This week I’ve been sketching form ideas and visual design language concepts a fair bit. There’s something inside me that really wants to make progress in these areas as it will help constrain my thinking at this point in the process. I’ve been looking at various packaging design companies for an idea of what’s really possible. At the end of the day I’m packaging existing therapeutic material in my own way and the form that this package takes will be crucial in stating the products purpose. The designs I currently have in mind have three sections, with each section engaging with one established DBT skill or technique. I cut it into clear sections to provide the user with knowledge of their time commitment before they even open the section. The size of the section informs you how much commitment you will have to give in order to complete it. I wanted to give the user that sense of satisfaction of achieving something after just a small amount of time. People engaged in DBT can often have low motivation levels so I want to avoid overwhelming them and causing them to disengage with the experience too easily.
To reinforce this idea I’m considering packaging relaxing or reward objects in each section, for example a candle with a relaxing fragrance to help you concentrate on the task at hand, or a small snack to keep your energy up. At the end of the day though I think packaging these objects within the product is quite unrealistic as these are objects that people have their own preferences about and are easily available for purchase from other places. I have concerns about the longevity and volume of the product. Even with just three skills the product is already quite large. I’m unhappy with this as it is supposed to be a precious object that has value over time. Everything I’m creating has a finite lifetime and finite space for growth and I’m not happy with that at all. This needs to be considered more in the future.

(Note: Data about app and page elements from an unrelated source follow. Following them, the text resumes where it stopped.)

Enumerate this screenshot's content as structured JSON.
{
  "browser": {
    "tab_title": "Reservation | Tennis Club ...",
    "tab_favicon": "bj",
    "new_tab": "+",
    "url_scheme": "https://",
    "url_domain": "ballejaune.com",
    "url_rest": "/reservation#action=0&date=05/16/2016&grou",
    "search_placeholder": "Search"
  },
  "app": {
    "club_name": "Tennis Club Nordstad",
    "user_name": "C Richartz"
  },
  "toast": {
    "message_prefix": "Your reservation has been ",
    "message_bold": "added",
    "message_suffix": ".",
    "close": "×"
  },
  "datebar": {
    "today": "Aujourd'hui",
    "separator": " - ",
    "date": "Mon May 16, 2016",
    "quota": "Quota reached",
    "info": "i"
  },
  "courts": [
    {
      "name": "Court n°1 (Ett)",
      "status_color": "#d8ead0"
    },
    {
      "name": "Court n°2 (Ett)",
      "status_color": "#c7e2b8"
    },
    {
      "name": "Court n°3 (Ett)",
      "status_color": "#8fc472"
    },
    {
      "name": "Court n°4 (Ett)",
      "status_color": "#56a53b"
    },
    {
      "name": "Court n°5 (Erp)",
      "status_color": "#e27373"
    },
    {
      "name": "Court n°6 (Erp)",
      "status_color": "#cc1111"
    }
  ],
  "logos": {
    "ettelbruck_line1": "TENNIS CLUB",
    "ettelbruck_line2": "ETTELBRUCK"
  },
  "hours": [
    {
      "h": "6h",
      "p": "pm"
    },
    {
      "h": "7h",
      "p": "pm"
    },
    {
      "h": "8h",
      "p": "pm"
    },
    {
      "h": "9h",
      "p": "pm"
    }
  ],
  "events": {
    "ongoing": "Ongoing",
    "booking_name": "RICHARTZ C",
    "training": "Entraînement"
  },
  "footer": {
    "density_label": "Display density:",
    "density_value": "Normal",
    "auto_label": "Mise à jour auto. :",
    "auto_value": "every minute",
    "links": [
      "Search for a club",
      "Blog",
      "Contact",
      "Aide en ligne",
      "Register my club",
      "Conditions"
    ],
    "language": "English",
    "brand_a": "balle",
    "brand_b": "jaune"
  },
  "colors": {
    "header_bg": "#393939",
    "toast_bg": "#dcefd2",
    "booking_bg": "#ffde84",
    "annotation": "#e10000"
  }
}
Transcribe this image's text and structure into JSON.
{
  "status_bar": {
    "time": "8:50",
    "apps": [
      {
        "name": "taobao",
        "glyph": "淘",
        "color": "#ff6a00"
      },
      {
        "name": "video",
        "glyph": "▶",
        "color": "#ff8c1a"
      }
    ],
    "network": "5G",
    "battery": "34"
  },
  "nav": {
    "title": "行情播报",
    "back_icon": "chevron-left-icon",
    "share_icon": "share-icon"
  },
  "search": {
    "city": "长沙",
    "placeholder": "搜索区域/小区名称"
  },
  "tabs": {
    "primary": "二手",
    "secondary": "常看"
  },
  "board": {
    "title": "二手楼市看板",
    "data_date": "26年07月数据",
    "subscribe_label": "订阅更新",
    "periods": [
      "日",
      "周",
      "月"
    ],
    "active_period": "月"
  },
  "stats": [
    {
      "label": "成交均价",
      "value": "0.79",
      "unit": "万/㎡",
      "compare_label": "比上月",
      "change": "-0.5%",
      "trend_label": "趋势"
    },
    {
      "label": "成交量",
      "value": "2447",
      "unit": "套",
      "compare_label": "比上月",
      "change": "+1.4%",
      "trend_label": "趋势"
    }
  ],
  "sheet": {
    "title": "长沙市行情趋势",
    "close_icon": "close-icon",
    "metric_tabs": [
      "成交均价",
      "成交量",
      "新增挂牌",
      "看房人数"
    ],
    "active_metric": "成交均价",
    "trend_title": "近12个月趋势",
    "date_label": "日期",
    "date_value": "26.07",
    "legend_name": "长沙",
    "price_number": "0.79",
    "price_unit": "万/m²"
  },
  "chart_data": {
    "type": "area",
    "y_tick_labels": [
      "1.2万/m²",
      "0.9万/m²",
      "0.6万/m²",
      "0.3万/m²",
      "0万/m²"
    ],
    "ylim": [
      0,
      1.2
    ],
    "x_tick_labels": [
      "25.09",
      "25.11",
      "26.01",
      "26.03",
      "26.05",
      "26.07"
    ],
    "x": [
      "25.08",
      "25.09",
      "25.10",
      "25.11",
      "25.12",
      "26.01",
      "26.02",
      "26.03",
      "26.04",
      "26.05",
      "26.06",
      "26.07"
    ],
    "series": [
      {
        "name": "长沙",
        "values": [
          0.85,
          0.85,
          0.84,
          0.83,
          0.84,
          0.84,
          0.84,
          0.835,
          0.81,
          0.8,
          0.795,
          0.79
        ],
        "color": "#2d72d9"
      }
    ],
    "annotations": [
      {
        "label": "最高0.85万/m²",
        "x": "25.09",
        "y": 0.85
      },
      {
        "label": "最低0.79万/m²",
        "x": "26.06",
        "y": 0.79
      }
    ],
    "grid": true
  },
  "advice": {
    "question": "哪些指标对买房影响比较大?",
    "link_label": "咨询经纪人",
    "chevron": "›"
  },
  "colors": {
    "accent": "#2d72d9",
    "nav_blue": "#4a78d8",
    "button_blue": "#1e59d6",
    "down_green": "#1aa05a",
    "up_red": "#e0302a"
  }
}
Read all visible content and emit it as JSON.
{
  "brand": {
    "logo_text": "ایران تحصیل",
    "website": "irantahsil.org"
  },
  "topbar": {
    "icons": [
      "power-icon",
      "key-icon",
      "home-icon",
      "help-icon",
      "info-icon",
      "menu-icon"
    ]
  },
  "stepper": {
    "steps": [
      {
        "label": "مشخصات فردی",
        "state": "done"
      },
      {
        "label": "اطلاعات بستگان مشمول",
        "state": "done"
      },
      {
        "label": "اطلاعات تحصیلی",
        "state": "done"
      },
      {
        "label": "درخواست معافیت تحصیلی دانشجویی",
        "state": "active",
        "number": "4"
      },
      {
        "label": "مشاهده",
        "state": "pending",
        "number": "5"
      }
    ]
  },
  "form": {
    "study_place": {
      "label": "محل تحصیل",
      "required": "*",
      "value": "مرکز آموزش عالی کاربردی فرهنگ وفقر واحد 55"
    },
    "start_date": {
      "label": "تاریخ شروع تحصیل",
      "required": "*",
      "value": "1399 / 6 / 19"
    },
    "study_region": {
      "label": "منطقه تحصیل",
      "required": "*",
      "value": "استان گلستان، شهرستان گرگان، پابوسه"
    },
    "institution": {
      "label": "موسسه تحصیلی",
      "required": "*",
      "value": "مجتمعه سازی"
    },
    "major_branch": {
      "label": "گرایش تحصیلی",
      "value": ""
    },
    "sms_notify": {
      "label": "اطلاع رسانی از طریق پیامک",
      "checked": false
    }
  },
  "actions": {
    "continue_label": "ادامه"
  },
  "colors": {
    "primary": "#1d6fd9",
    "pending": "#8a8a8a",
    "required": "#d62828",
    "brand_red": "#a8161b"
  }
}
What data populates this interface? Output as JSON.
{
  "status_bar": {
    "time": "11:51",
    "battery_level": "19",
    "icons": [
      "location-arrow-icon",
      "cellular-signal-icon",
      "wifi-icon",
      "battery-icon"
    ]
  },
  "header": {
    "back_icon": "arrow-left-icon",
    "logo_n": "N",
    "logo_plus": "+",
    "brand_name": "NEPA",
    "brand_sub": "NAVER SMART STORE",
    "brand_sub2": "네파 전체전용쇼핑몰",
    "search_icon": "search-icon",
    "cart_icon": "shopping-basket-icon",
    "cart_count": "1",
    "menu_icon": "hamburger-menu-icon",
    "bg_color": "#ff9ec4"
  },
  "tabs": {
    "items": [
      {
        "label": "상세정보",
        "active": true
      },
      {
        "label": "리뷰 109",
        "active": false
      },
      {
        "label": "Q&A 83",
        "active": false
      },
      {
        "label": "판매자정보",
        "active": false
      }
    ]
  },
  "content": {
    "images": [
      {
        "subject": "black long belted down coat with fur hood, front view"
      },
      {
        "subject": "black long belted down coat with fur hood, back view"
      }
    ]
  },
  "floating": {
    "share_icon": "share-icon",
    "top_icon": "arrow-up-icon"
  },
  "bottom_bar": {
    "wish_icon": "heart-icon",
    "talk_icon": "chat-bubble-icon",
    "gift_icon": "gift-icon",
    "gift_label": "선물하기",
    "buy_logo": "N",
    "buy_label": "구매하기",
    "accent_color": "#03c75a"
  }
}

As for the visual design I’ve been working with a pastel colour scheme of white, purple, blue and pink. I’m concerned this may gender the product more than necessary but in my experience it is not seen that way in the therapy setting. The light and bright pastel colours allow the product to gently attract attention rather than demand it. The majority of times DBT is used to treat BPD (Borderline Personality Disorder) and current studies show that there is a gender ratio split of 3:1 in preference of females. Although this is not full justification of my choice of colours I have decided that overall this should not be a factor in the final product. I’ve considered some logotypes and will continue to develop them in the future. I want the brand to be just as quiet as the colour scheme, gently attracting interest from the user.